6. I hear you, Kenny! Way back in the 1990s, Kenny Roberts inveighed against corner speed, saying that relying on edge grip all the way around a corner exposes the rider to unnecessary risk and uses up edge grip, which veteran Öhlins tech Jon Cornwell calls "a wasting asset." Honda's V-shaped line is really the modern version of Kenny's dirt-track-derived point-and-shoot style. The rider enters at substantial but not extreme lean, concentrates his turning at the apex and on the tire edges (this is when Marc Marquez gets his elbow on the pavement), then lifts the bike dramatically to begin hard acceleration for a high exit speed. This reduces risk and conserves edge grip, while giving a fast, accelerating corner exit. This year's Bridgestones favor this style and not Lorenzo's.

Bridgestone’s response to Lorenzo’s criticisms? Chief Coordinator Thomas Scholz said Lorenzo must adapt for “two years ago, we had theater with Honda” over its problems with that year’s front tire. Scholz noted that the new tire is different from before only by three percent and only on one side. This kind of sensitive dependence on conditions is a feature of highly developed machines.

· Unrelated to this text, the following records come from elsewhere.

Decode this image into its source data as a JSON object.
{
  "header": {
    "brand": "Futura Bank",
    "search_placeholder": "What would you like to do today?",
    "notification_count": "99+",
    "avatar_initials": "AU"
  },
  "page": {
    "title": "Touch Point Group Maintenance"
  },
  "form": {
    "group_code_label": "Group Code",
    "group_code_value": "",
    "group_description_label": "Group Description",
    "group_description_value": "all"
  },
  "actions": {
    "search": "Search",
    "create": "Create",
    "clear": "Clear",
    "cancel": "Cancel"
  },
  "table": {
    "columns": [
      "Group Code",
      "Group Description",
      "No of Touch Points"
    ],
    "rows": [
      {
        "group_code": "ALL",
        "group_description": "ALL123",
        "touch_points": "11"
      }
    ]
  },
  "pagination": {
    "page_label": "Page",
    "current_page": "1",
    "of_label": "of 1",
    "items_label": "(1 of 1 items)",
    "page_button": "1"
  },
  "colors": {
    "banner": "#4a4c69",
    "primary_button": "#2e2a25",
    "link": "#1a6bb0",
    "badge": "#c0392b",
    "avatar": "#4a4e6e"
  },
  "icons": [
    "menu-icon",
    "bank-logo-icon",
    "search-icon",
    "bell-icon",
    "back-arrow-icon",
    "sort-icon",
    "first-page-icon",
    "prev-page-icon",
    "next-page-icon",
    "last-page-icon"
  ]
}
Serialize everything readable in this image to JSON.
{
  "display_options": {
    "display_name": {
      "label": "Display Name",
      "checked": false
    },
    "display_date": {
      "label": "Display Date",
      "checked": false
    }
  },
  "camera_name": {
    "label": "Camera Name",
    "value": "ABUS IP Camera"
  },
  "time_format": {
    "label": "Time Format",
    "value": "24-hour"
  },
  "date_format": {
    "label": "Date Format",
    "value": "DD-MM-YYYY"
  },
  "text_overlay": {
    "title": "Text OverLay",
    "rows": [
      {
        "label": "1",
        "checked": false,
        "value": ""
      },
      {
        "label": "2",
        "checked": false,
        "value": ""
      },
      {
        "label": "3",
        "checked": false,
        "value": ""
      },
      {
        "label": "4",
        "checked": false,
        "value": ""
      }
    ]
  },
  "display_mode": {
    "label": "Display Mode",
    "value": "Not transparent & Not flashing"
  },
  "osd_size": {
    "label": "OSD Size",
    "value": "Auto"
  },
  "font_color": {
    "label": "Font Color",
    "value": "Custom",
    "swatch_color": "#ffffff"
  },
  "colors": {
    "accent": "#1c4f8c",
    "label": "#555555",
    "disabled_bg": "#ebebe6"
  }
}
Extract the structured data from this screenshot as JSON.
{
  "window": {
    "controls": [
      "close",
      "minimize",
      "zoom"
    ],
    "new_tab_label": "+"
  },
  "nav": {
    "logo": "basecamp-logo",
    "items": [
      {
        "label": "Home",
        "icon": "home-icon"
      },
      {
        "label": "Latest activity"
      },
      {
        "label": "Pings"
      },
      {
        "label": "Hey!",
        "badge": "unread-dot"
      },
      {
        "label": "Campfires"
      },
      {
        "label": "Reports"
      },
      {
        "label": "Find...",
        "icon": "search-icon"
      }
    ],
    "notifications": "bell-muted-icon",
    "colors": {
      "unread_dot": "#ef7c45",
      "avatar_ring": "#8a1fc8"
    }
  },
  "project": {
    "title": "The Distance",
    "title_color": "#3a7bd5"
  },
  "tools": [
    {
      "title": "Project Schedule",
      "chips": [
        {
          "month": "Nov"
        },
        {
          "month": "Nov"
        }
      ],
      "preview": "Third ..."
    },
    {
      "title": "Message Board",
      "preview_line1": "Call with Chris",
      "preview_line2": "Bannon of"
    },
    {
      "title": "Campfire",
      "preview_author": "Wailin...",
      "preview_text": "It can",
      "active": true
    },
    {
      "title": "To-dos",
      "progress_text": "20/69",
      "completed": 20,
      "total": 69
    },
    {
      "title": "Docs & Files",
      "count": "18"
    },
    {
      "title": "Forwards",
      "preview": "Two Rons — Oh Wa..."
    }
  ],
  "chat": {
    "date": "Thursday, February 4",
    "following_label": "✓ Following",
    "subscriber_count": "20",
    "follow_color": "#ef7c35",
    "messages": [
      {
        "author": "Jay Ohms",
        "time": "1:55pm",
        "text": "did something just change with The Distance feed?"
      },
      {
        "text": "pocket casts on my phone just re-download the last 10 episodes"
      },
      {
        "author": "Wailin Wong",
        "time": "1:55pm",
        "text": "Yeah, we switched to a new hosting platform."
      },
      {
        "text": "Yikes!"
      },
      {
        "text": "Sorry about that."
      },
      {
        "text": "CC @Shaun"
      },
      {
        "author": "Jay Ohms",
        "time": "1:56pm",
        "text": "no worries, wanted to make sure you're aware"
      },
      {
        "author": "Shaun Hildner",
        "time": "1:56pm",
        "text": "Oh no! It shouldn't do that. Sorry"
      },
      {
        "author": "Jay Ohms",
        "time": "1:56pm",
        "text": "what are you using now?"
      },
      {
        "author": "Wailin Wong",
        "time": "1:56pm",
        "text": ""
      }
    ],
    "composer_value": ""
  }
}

What about Marquez, whose broken leg will keep him out of this and subsequent preseason tests? We hope and expect he will prove to be the incredible rubber man that so many 21-year-olds are, returning to form at the first race in Qatar.

The ingredients of change are in play, and we will soon see what results.

Aleix Espargaro.

Andrea Dovizioso.

Cal Crutchlow.

Dani Pedrosa, Pol Espargaro, and Jorge Lorenzo.

Dani Pedrosa.

Jorge Lorenzo.

Nicky Hayden.

Valentino Rossi.